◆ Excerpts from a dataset

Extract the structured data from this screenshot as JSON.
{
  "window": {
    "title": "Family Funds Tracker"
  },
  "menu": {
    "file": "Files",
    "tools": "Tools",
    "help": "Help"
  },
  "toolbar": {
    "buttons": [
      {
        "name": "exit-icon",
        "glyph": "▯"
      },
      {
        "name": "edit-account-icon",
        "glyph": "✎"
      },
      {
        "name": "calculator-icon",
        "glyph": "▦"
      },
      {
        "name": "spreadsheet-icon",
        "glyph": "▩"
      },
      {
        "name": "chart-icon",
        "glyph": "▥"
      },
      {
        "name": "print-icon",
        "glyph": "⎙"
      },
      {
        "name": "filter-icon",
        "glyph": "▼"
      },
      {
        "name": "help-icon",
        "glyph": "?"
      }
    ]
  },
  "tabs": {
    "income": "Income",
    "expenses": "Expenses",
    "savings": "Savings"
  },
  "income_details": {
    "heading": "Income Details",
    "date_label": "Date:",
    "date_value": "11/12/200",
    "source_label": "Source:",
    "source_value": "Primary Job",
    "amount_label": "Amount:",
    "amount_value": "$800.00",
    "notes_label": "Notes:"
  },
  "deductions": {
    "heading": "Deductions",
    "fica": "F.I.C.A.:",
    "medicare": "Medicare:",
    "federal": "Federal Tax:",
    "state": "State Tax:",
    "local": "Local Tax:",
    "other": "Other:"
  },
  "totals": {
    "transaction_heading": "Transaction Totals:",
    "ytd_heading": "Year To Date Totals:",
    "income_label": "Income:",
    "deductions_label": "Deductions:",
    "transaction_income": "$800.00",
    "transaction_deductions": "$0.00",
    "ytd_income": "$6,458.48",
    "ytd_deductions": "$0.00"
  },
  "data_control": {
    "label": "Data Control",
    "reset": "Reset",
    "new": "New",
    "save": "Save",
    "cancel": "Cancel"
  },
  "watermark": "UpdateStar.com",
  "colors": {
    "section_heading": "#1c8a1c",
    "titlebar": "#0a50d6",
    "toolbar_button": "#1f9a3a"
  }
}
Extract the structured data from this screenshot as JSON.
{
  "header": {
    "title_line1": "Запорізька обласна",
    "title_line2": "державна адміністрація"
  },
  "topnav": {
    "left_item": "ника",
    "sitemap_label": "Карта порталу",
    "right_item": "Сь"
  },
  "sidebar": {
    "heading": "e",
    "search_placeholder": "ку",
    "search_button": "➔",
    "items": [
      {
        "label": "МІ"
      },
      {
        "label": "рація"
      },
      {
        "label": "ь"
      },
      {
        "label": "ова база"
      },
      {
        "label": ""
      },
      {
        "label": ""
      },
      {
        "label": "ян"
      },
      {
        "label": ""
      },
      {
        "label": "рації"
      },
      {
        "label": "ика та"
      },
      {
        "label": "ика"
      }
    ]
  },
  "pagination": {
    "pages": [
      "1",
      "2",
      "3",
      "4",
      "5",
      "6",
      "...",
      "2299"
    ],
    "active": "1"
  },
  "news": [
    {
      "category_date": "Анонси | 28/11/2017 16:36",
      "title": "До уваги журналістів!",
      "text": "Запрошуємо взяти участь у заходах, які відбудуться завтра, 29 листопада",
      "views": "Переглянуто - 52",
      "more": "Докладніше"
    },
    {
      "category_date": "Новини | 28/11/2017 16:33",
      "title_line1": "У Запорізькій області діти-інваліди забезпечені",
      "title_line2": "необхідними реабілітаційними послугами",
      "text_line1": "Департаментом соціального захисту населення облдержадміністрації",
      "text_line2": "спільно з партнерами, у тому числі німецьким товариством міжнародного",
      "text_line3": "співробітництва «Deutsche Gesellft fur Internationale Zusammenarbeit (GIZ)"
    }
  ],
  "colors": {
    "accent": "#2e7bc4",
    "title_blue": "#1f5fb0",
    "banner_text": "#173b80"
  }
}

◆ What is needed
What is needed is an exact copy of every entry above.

◆ Output for this task
Extract the structured data from this screenshot as JSON.
{
  "window": {
    "title": "Family Funds Tracker"
  },
  "menu": {
    "file": "Files",
    "tools": "Tools",
    "help": "Help"
  },
  "toolbar": {
    "buttons": [
      {
        "name": "exit-icon",
        "glyph": "▯"
      },
      {
        "name": "edit-account-icon",
        "glyph": "✎"
      },
      {
        "name": "calculator-icon",
        "glyph": "▦"
      },
      {
        "name": "spreadsheet-icon",
        "glyph": "▩"
      },
      {
        "name": "chart-icon",
        "glyph": "▥"
      },
      {
        "name": "print-icon",
        "glyph": "⎙"
      },
      {
        "name": "filter-icon",
        "glyph": "▼"
      },
      {
        "name": "help-icon",
        "glyph": "?"
      }
    ]
  },
  "tabs": {
    "income": "Income",
    "expenses": "Expenses",
    "savings": "Savings"
  },
  "income_details": {
    "heading": "Income Details",
    "date_label": "Date:",
    "date_value": "11/12/200",
    "source_label": "Source:",
    "source_value": "Primary Job",
    "amount_label": "Amount:",
    "amount_value": "$800.00",
    "notes_label": "Notes:"
  },
  "deductions": {
    "heading": "Deductions",
    "fica": "F.I.C.A.:",
    "medicare": "Medicare:",
    "federal": "Federal Tax:",
    "state": "State Tax:",
    "local": "Local Tax:",
    "other": "Other:"
  },
  "totals": {
    "transaction_heading": "Transaction Totals:",
    "ytd_heading": "Year To Date Totals:",
    "income_label": "Income:",
    "deductions_label": "Deductions:",
    "transaction_income": "$800.00",
    "transaction_deductions": "$0.00",
    "ytd_income": "$6,458.48",
    "ytd_deductions": "$0.00"
  },
  "data_control": {
    "label": "Data Control",
    "reset": "Reset",
    "new": "New",
    "save": "Save",
    "cancel": "Cancel"
  },
  "watermark": "UpdateStar.com",
  "colors": {
    "section_heading": "#1c8a1c",
    "titlebar": "#0a50d6",
    "toolbar_button": "#1f9a3a"
  }
}
Extract the structured data from this screenshot as JSON.
{
  "header": {
    "title_line1": "Запорізька обласна",
    "title_line2": "державна адміністрація"
  },
  "topnav": {
    "left_item": "ника",
    "sitemap_label": "Карта порталу",
    "right_item": "Сь"
  },
  "sidebar": {
    "heading": "e",
    "search_placeholder": "ку",
    "search_button": "➔",
    "items": [
      {
        "label": "МІ"
      },
      {
        "label": "рація"
      },
      {
        "label": "ь"
      },
      {
        "label": "ова база"
      },
      {
        "label": ""
      },
      {
        "label": ""
      },
      {
        "label": "ян"
      },
      {
        "label": ""
      },
      {
        "label": "рації"
      },
      {
        "label": "ика та"
      },
      {
        "label": "ика"
      }
    ]
  },
  "pagination": {
    "pages": [
      "1",
      "2",
      "3",
      "4",
      "5",
      "6",
      "...",
      "2299"
    ],
    "active": "1"
  },
  "news": [
    {
      "category_date": "Анонси | 28/11/2017 16:36",
      "title": "До уваги журналістів!",
      "text": "Запрошуємо взяти участь у заходах, які відбудуться завтра, 29 листопада",
      "views": "Переглянуто - 52",
      "more": "Докладніше"
    },
    {
      "category_date": "Новини | 28/11/2017 16:33",
      "title_line1": "У Запорізькій області діти-інваліди забезпечені",
      "title_line2": "необхідними реабілітаційними послугами",
      "text_line1": "Департаментом соціального захисту населення облдержадміністрації",
      "text_line2": "спільно з партнерами, у тому числі німецьким товариством міжнародного",
      "text_line3": "співробітництва «Deutsche Gesellft fur Internationale Zusammenarbeit (GIZ)"
    }
  ],
  "colors": {
    "accent": "#2e7bc4",
    "title_blue": "#1f5fb0",
    "banner_text": "#173b80"
  }
}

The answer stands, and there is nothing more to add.